• **Try it**
Filter the entries below down to the lines that hold "title".

[Dataset rows for apps and sites]
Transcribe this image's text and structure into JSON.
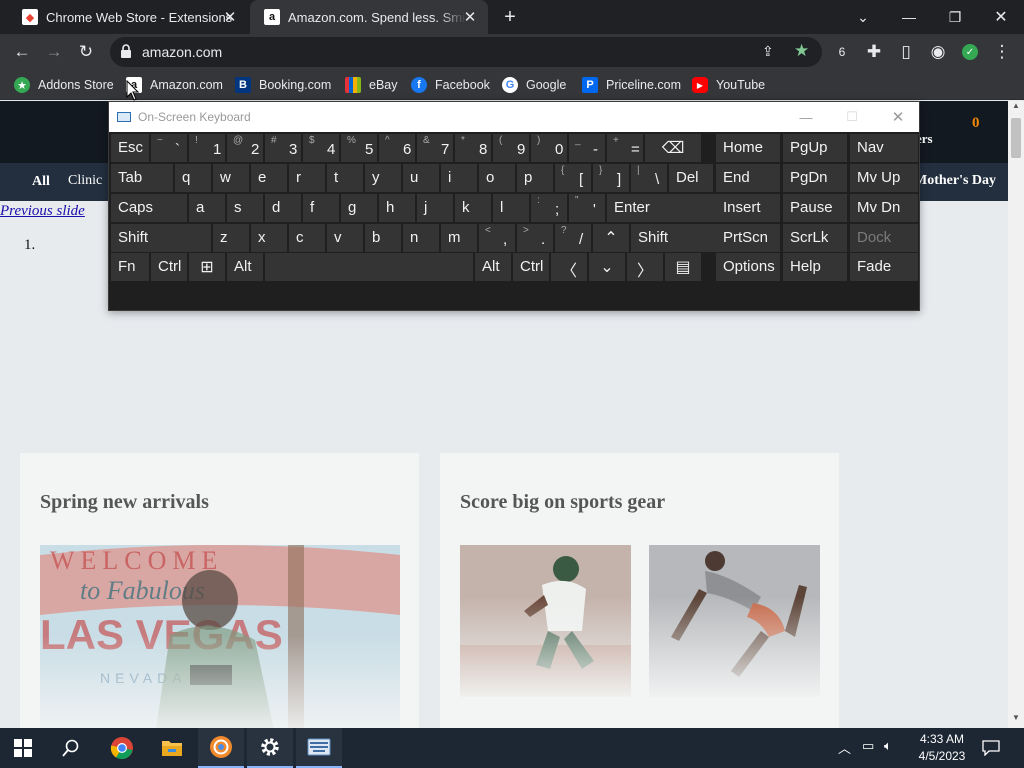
{
  "browser": {
    "tabs": [
      {
        "title": "Chrome Web Store - Extensions",
        "active": false,
        "favicon": "chrome-web-store-icon"
      },
      {
        "title": "Amazon.com. Spend less. Smile more.",
        "active": true,
        "favicon": "amazon-icon"
      }
    ],
    "url": "amazon.com",
    "bookmarks": [
      {
        "label": "Addons Store",
        "icon": "addons-store-icon",
        "color": "#34a853"
      },
      {
        "label": "Amazon.com",
        "icon": "amazon-icon",
        "color": "#ffffff"
      },
      {
        "label": "Booking.com",
        "icon": "booking-icon",
        "color": "#003580"
      },
      {
        "label": "eBay",
        "icon": "ebay-icon",
        "color": "#e53238"
      },
      {
        "label": "Facebook",
        "icon": "facebook-icon",
        "color": "#1877f2"
      },
      {
        "label": "Google",
        "icon": "google-icon",
        "color": "#ffffff"
      },
      {
        "label": "Priceline.com",
        "icon": "priceline-icon",
        "color": "#0068ef"
      },
      {
        "label": "YouTube",
        "icon": "youtube-icon",
        "color": "#ff0000"
      }
    ]
  },
  "page": {
    "cart_count": "0",
    "header_right_fragment": "ers",
    "nav": {
      "all": "All",
      "clinic": "Clinic",
      "right_item": "Mother's Day"
    },
    "previous_slide": "Previous slide",
    "list_marker": "1.",
    "cards": [
      {
        "title": "Spring new arrivals"
      },
      {
        "title": "Score big on sports gear"
      }
    ]
  },
  "osk": {
    "title": "On-Screen Keyboard",
    "rows": [
      [
        {
          "main": "Esc"
        },
        {
          "shift": "~",
          "base": "`"
        },
        {
          "shift": "!",
          "base": "1"
        },
        {
          "shift": "@",
          "base": "2"
        },
        {
          "shift": "#",
          "base": "3"
        },
        {
          "shift": "$",
          "base": "4"
        },
        {
          "shift": "%",
          "base": "5"
        },
        {
          "shift": "^",
          "base": "6"
        },
        {
          "shift": "&",
          "base": "7"
        },
        {
          "shift": "*",
          "base": "8"
        },
        {
          "shift": "(",
          "base": "9"
        },
        {
          "shift": ")",
          "base": "0"
        },
        {
          "shift": "_",
          "base": "-"
        },
        {
          "shift": "+",
          "base": "="
        },
        {
          "icon": "⌫",
          "name": "backspace"
        }
      ],
      [
        {
          "main": "Tab"
        },
        {
          "main": "q"
        },
        {
          "main": "w"
        },
        {
          "main": "e"
        },
        {
          "main": "r"
        },
        {
          "main": "t"
        },
        {
          "main": "y"
        },
        {
          "main": "u"
        },
        {
          "main": "i"
        },
        {
          "main": "o"
        },
        {
          "main": "p"
        },
        {
          "shift": "{",
          "base": "["
        },
        {
          "shift": "}",
          "base": "]"
        },
        {
          "shift": "|",
          "base": "\\"
        },
        {
          "main": "Del"
        }
      ],
      [
        {
          "main": "Caps"
        },
        {
          "main": "a"
        },
        {
          "main": "s"
        },
        {
          "main": "d"
        },
        {
          "main": "f"
        },
        {
          "main": "g"
        },
        {
          "main": "h"
        },
        {
          "main": "j"
        },
        {
          "main": "k"
        },
        {
          "main": "l"
        },
        {
          "shift": ":",
          "base": ";"
        },
        {
          "shift": "\"",
          "base": "'"
        },
        {
          "main": "Enter"
        }
      ],
      [
        {
          "main": "Shift"
        },
        {
          "main": "z"
        },
        {
          "main": "x"
        },
        {
          "main": "c"
        },
        {
          "main": "v"
        },
        {
          "main": "b"
        },
        {
          "main": "n"
        },
        {
          "main": "m"
        },
        {
          "shift": "<",
          "base": ","
        },
        {
          "shift": ">",
          "base": "."
        },
        {
          "shift": "?",
          "base": "/"
        },
        {
          "icon": "⌃",
          "name": "arrow-up"
        },
        {
          "main": "Shift"
        }
      ],
      [
        {
          "main": "Fn"
        },
        {
          "main": "Ctrl"
        },
        {
          "icon": "⊞",
          "name": "windows"
        },
        {
          "main": "Alt"
        },
        {
          "main": "",
          "name": "space"
        },
        {
          "main": "Alt"
        },
        {
          "main": "Ctrl"
        },
        {
          "icon": "〈",
          "name": "arrow-left"
        },
        {
          "icon": "⌄",
          "name": "arrow-down"
        },
        {
          "icon": "〉",
          "name": "arrow-right"
        },
        {
          "icon": "▤",
          "name": "menu"
        }
      ]
    ],
    "nav_keys": [
      [
        "Home",
        "PgUp",
        "Nav"
      ],
      [
        "End",
        "PgDn",
        "Mv Up"
      ],
      [
        "Insert",
        "Pause",
        "Mv Dn"
      ],
      [
        "PrtScn",
        "ScrLk",
        "Dock"
      ],
      [
        "Options",
        "Help",
        "Fade"
      ]
    ]
  },
  "taskbar": {
    "time": "4:33 AM",
    "date": "4/5/2023",
    "apps": [
      "start-icon",
      "search-icon",
      "chrome-icon",
      "file-explorer-icon",
      "brave-icon",
      "settings-icon",
      "on-screen-keyboard-icon"
    ]
  }
}
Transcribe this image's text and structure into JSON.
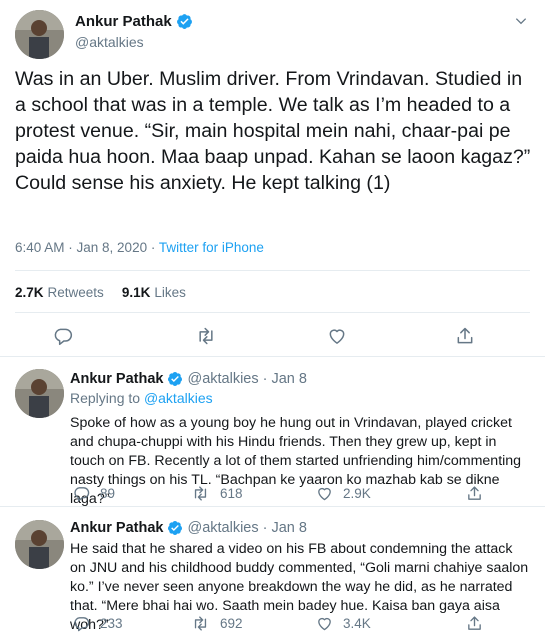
{
  "main_tweet": {
    "author_name": "Ankur Pathak",
    "author_handle": "@aktalkies",
    "verified": true,
    "text": "Was in an Uber. Muslim driver. From Vrindavan. Studied in a school that was in a temple. We talk as I’m headed to a protest venue. “Sir, main hospital mein nahi, chaar-pai pe paida hua hoon. Maa baap unpad. Kahan se laoon kagaz?” Could sense his anxiety. He kept talking (1)",
    "time": "6:40 AM · Jan 8, 2020 · ",
    "source": "Twitter for iPhone",
    "retweets_count": "2.7K",
    "retweets_label": "Retweets",
    "likes_count": "9.1K",
    "likes_label": "Likes"
  },
  "replies": [
    {
      "author_name": "Ankur Pathak",
      "author_handle": "@aktalkies",
      "date": "· Jan 8",
      "replying_prefix": "Replying to ",
      "replying_to": "@aktalkies",
      "text": "Spoke of how as a young boy he hung out in Vrindavan, played cricket and chupa-chuppi with his Hindu friends. Then they grew up, kept in touch on FB. Recently a lot of them started unfriending him/commenting nasty things on his TL. “Bachpan ke yaaron ko mazhab kab se dikne laga?”",
      "replies_count": "89",
      "retweets_count": "618",
      "likes_count": "2.9K"
    },
    {
      "author_name": "Ankur Pathak",
      "author_handle": "@aktalkies",
      "date": "· Jan 8",
      "text": "He said that he shared a video on his FB about condemning the attack on JNU and his childhood buddy commented, “Goli marni chahiye saalon ko.” I’ve never seen anyone breakdown the way he did, as he narrated that. “Mere bhai hai wo. Saath mein badey hue. Kaisa ban gaya aisa woh?”",
      "replies_count": "233",
      "retweets_count": "692",
      "likes_count": "3.4K"
    }
  ],
  "colors": {
    "accent": "#1da1f2",
    "secondary_text": "#657786",
    "border": "#e6ecf0"
  },
  "icons": [
    "verified-badge-icon",
    "chevron-down-icon",
    "reply-icon",
    "retweet-icon",
    "like-icon",
    "share-icon"
  ]
}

• **Answer for this exercise**
        "title": "Chrome Web Store - Extensions",
        "title": "Amazon.com. Spend less. Smile more.",
        "title": "Spring new arrivals"
        "title": "Score big on sports gear"
    "title": "On-Screen Keyboard",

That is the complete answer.